We have been clear: We have never suggested that either we or the Russian government should talk to or deal with terrorists. Secretary Powell has underscored this point repeatedly during the past week.

We have never met with persons known to us to have terrorist links, nor will we. We have not urged the Russian government to negotiate with Maskhadov. As Secretary Powell has said, the Russian government itself has acknowledged the need to find a durable political solution to the conflict.

Is the American side, including its security services, ready to provide assistance for Basayev's and Maskhadov's capture, information for which Russian authorities have announced a reward of 10 million dollars?

The United States and Russia have a close working relationship in the context of the global war on terrorism.

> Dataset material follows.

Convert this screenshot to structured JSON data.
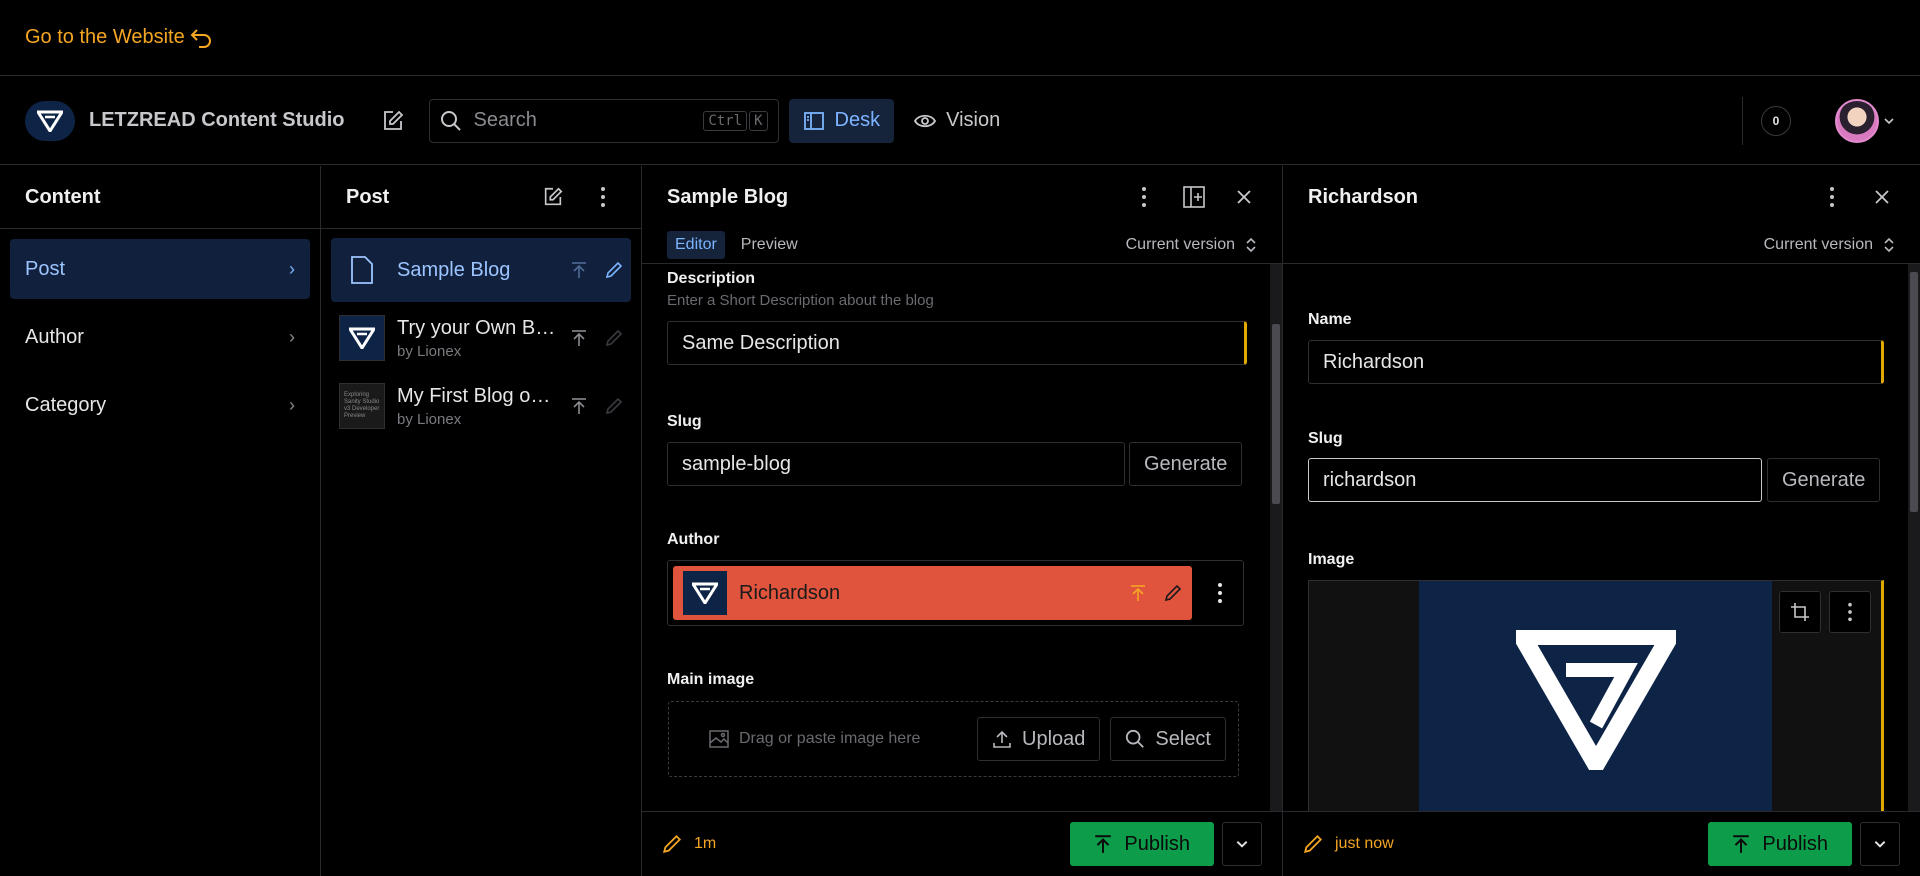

That cooperation includes extensive information sharing about terrorist threats and working to curb the financial flows to terrorists and terrorist networks.

Official Moscow has expressed bewilderment with U.S. criticism of measures to strengthen the fight against terrorism taken after a series of terrorist attacks in Russia. Could you please explain this U.S. position? Do you have an explanation of these measures from the Russian side?

We should distinguish between views expressed by the US government and those expressed by private and concerned American citizens.

There are a number of different views on Chechnya expressed by private Americans, just as there are different views here in Russia about how to fight terrorism. They do not necessarily reflect the views of the US government, but we believe that such a robust public debate about policy is healthy. In the long term, policy that is subjected to strong public review is better grounded in public support than it would otherwise be.

Concerning the fight against terrorism, in particular, citizens want to know that their government has found a proper balance between taking necessary security measures and maintaining a democratic process. President Bush stated that as governments fight the enemies of democracy, they must uphold the principles of democracy.

Secretary Powell recently elaborated that we feel it is important to say to our Russian friends that as you deal with this kind of terrorist threat you have to be careful that you don't do it in a way that starts to undercut democratic institutions or keeps you from building the kinds of democratic institutions which we believe are in the long-term interests of the Russian Federation and which the Russian people want.